The heavens opened, the clouds parted, and my toe still hurt too much to stand on. Christmas music was back!
But my excitement was immediately followed by a tiny bit of anxiety. Because Christmas music was back, that could only mean one thing…it was coming. IT was coming. IT. WAS. COMING.
What is it? I’ll give you a hint: Jesus, poverty, child, dying mom. It’s the song “Christmas Shoes,” and it is my nemesis.
Now, I’ll admit, I’m a total baby when it comes to certain things. For instance: any movie/book/song about a pet dying ends with me in a heap, experiencing a quivering sobgasm. Poorly-behaved and destructive yellow lab in Marley and Me, sob. The Burt Reynolds dog in All Dogs Go To Heaven, sob. The song “Wildfire,” sob. Old Yeller, Homeward Bound, The Fox and The Hound, sobsobsob.
And don’t get me STARTED on anything about children/moms dying. The baby and the twins in Angela’s Ashes, sob. The baby in Trainspotting, sob. Sally Field in Forrest Gump, Steele Magnolias, and Smokey and the Bandit…well, you get the picture.
Then there’s the song. That damn damn hell damn Christmas song. I can’t tell you the first time I heard it–it seems like it’s always been around, taunting me. Rubbing my face in the fact that it can take me down in the four minutes and thirty seconds it takes to play. But it’s right to gloat. It’s got me right where it wants me.
If you’ve never heard the song, or really listened to it, here’s a sample of the lyrics:

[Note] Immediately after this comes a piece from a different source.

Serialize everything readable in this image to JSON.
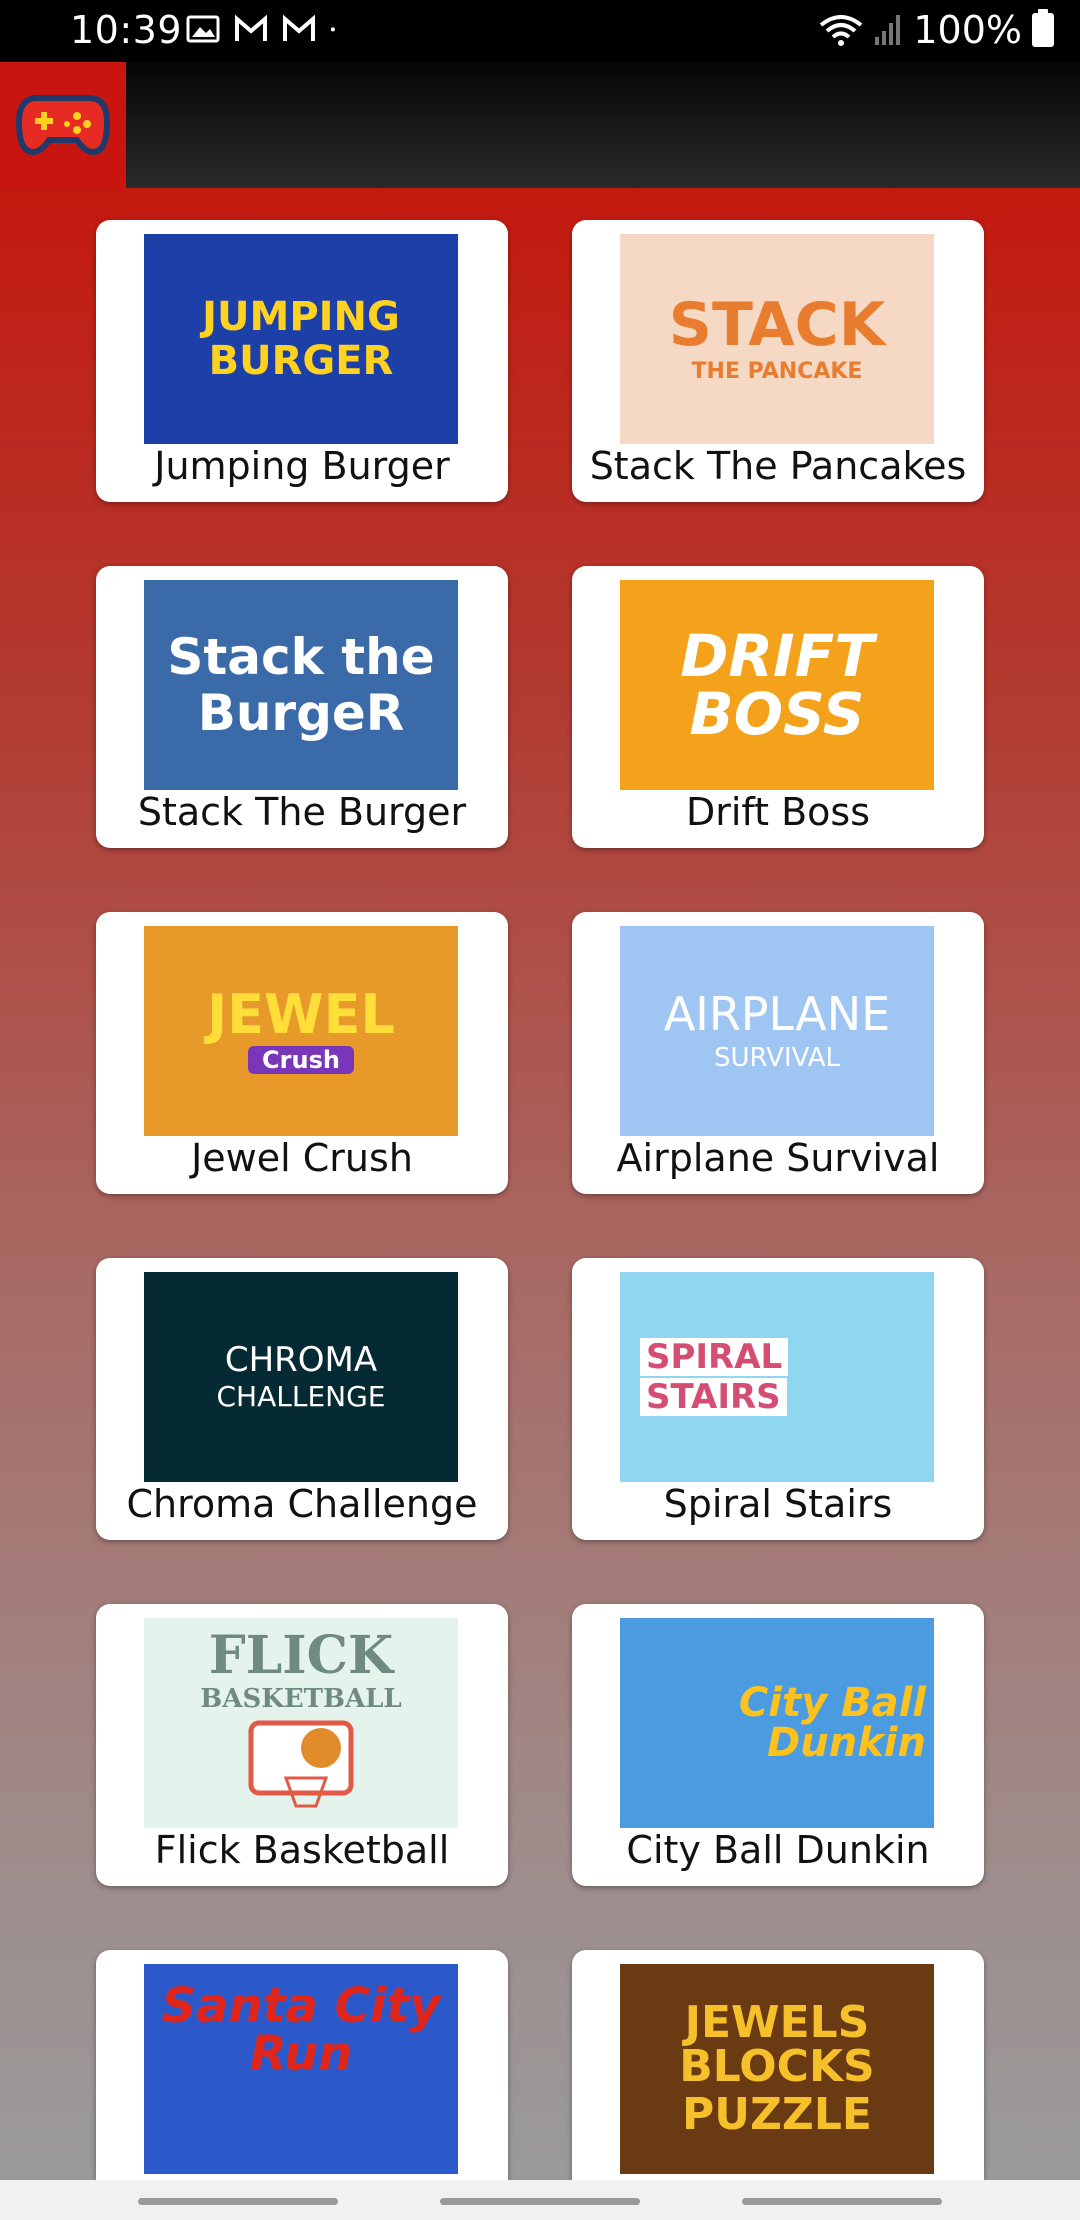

Standing right in front of me
Was a little boy waiting anxiously
Pacing around like little boys do
And in his hands he held
A pair of shoes
And his clothes were worn and old
He was dirty from head to toe
And when it came his time to pay
I couldn’t believe what I heard him say
Sir I wanna buy these shoes for my Momma please
It’s Christmas Eve and these shoes are just her size
Could you hurry Sir?
Daddy says there’s not much time
You see, she’s been sick for quite a while
And I know these shoes will make her smile
And I want her to look beautiful
If Momma meets Jesus, tonight.
Please tell me you read that and said, “Who the hell are you, Bob Carlisle, to write such emotional drivel, designed to not only tug at the heartstrings but floss its teeth with them?”
But, you can’t have such passionate hatred without a measure of love**, and part of me does love “Christmas Shoes.” I’m a girl who loves the release of a good cry, what can I say? I fast forward to Goose’s accident, to John Coffey’s execution, to elderly Allie and elderly Noah passing away together, to when Jack slips away from Rose.
To my heart, “Christmas Shoes” is all those things in one. Plus Jesus!
But I can’t buy it and play it any time I need a good weep. Well, I’m almost certain that I could: it’s probably available on many, many Christmas compilations, and I’m sure there’s probably a Bob Carlisle album (maybe ten, who knows?) floating around somewhere. But, I’m a purist. I believe that “Christmas Shoes” finds me when I need it.
So, back to the radio I go to play emotional Russian roulette. Hundreds of wonderful holiday songs are waiting, maybe thousands, but one, one is biding its time, just below the holly jolly surface, preparing to take me down. And that’s okay. When the time is right, “Christmas Shoes” will be back.
* I’ll never tell. Okay, I dropped my Macbook on it.
** Shades of Wes Mantooth to Ron Burgundy in Anchorman: “Deep down in my stomach, with every inch of me, I pure, straight hate you! But, God damn it, do I respect you!